–The return of 24-hour service on key ‘L’ and bus routes, especially the Green, Purple, and Brown lines.
–Reduced headways (waits) on the Green Line and the Pink Line, especially weekday evenings and all day on weekends.
–The installation of automated high turnstile entrances (the likes of which you see all over New York City) at every outbound Green Line station that lacks a paid entrance (NOBODY should have to climb 40 feet in the air to access an overpass just to ride an outbound Green Line train).
–Regular cleaning of trains and stations. This has gotten better under Huberman, but there’s still a long way to go.
–Shuttle buses for planned service diversions: when the Red Line is going “over the top” onto the elevated tracks downtown, it’s pretty uncool to tell subway riders to ride two or three miles out of their way in the wrong direction just to access ‘L’ service.
–A long, long, long-needed overhaul to the creaky CTA website.
Oh, and one last thing. Can we all, the CTA included, and most especially the sorely offending Time Out Chicago, please agree to call the rail system by the name it has had for more than 100 years, put in on printed and car maps, shout it from the rooftops, and defend it against all pretenders?
To hell with “rapid transit trains”, “CTA rail system”, or the east coast spelling of “el”. We’ve had it for a century and hopefully we’ll have it for a century more, so please take due note:

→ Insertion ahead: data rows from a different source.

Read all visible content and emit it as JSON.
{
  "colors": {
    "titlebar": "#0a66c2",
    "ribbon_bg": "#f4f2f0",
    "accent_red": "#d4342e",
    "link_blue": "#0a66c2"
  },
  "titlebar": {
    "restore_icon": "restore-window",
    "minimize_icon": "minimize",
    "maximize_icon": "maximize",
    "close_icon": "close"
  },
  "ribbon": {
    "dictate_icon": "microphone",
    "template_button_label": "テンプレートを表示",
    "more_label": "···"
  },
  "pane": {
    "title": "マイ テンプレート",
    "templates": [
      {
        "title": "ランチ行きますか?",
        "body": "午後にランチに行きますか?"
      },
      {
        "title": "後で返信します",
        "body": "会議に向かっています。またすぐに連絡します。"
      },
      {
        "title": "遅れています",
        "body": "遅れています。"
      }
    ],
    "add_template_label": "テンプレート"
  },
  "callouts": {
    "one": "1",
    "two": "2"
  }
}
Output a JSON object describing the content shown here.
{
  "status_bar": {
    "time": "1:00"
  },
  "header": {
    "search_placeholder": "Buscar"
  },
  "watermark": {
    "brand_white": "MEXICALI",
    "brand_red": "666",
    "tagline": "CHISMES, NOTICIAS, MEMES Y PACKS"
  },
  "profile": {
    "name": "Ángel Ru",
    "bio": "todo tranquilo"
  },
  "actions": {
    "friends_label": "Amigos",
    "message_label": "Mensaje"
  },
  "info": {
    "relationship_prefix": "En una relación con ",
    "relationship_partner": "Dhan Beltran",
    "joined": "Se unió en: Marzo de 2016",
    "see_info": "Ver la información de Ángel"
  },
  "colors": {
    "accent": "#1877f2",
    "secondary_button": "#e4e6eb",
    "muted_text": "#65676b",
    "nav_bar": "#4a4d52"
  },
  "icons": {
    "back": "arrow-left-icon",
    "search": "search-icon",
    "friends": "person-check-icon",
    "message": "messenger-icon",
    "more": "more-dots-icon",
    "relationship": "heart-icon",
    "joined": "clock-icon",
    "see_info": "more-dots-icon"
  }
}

It’s an ‘L’ of a system, my friends. And I wouldn’t have it any other way.